Umbrella Registration requires the Filing Adviser to include information called for by Form ADV concerning itself and each Relying Adviser, and the Filing Adviser must similarly include information with respect to its Relying Advisers in any filing it makes pursuant to the Advisers Act (e.g., Form PF). The SEC has proposed amending the instructions to Form ADV to specify whether a question pertains solely to the Filing Adviser or to the Filing Adviser and each Relying Adviser. To facilitate Umbrella Registration the proposed amendment creates a new Schedule to Form ADV that must be completed for each Relying Adviser that would require identifying information, the basis for SEC registration, and ownership information. A new question would require the Filing Adviser to indicate whether it or any of its Relying Advisers manage or sponsor private funds that are reported on Form ADV. 
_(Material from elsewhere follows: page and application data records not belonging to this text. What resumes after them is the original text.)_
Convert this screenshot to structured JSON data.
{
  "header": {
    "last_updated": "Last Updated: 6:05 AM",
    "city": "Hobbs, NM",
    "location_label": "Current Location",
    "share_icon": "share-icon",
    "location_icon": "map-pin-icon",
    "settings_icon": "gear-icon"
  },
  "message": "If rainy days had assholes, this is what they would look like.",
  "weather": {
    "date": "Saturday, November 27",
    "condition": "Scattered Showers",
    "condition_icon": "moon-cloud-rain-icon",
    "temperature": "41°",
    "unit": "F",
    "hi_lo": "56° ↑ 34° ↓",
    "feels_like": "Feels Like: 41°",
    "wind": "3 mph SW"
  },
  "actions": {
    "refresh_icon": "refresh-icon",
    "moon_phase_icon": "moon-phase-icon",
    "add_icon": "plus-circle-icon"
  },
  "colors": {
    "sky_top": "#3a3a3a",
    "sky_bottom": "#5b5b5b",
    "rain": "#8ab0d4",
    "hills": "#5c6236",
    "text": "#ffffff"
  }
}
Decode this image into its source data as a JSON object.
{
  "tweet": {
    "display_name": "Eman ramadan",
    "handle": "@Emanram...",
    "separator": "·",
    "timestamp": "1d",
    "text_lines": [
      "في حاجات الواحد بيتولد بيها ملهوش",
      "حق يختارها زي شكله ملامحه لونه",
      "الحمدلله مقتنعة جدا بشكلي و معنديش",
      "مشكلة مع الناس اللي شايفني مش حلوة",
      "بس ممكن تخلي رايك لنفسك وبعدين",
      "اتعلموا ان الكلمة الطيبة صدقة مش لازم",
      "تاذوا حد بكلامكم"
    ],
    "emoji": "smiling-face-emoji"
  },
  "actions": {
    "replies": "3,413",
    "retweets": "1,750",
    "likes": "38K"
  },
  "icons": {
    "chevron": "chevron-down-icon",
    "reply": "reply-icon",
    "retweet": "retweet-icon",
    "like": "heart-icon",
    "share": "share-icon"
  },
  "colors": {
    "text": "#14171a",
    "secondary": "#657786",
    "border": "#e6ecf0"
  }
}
Clarifying Amendments and Technical Changes

The proposed rule would also make many technical and clarifying amendments to Form ADV, including certain proposed amendments which have implications for interpreting existing questions on the form. Two clarifying amendments of note relate to the adviser’s clients being solicited and audited financial statements:

Soliciting Adviser’s Clients to Invest in a Private Fund

The proposed amendment would clarify for purposes of Question 19 of Section 7.B(1), Schedule D that advisers should not consider feeder funds as clients of the adviser to a private fund (i.e., the master fund in a master-feeder structure) when answering whether the adviser’s clients are solicited to invest in the private fund. The SEC has confirmed that it was not the intent of Question 19 to capture affiliated feeder funds. Advisers should presumably act accordingly when amending their current Form ADV, even prior to the proposed rule being adopted.

Audited Financial Statements

Question 23(g) of Section 7.B.(1), Schedule D inquires about the distribution of a private fund’s audited financial statements. The proposed amendment would add language clarifying that this refers to the financial statements from the most recent fiscal year. A separate proposed change to Question 23(h), which inquires about unqualified audit opinions, would clarify the applicable time period by asking whether all reports prepared by the auditing firm since the adviser last filed its annual update contain unqualified opinions. 

Advisers Act Book and Record Rule Amendments

The proposed amendments would require advisers to maintain additional written materials related to the calculation and distribution of performance information.

Removal of the 10-Person Limitation

Currently Rule 204-2(a)(16) requires advisers to maintain records supporting performance claims that are distributed to 10 or more persons. The proposed amendment eliminates the 10-person threshold and results in a requirement that all communications (whether distributed directly or indirectly) demonstrating calculation of performance or rate of return must be kept. 

Written Material Related to Performance Information

The proposed amendment requires advisers to maintain communications relating to the performance or rate of return of any or all managed accounts or securities recommendations; this requires originals of all received communications and copies of sent communications to be maintained. The proposed amendment expands the current rule, Rule 204-2(a)(7), which only requires certain categories of written communications to be maintained.

If you would like to learn more about the issues in this Alert, please contact your usual Ropes & Gray attorney.

1 Based on the definition of separately managed accounts in the proposed rules and prior SEC guidance on “funds of one” (i.e., funds with a single investor), advisers may be required to report certain “funds of one” as separately managed accounts.

2 Rule 205-3 defines “qualified client” to include any “qualified purchaser” as defined in Investment Company Act section 2(a)(51)(A), as well as persons with a net worth of at least $2 million, persons with at least $1 million under the management of the applicable investment adviser, and certain “knowledgeable employees” of the investment adviser (in each case, as calculated or defined for purposes of Rule 205-3 and related statutes and rules).

3 See American Bar Association, Business Law Section, SEC Staff Letter (Jan. 18, 2012), available here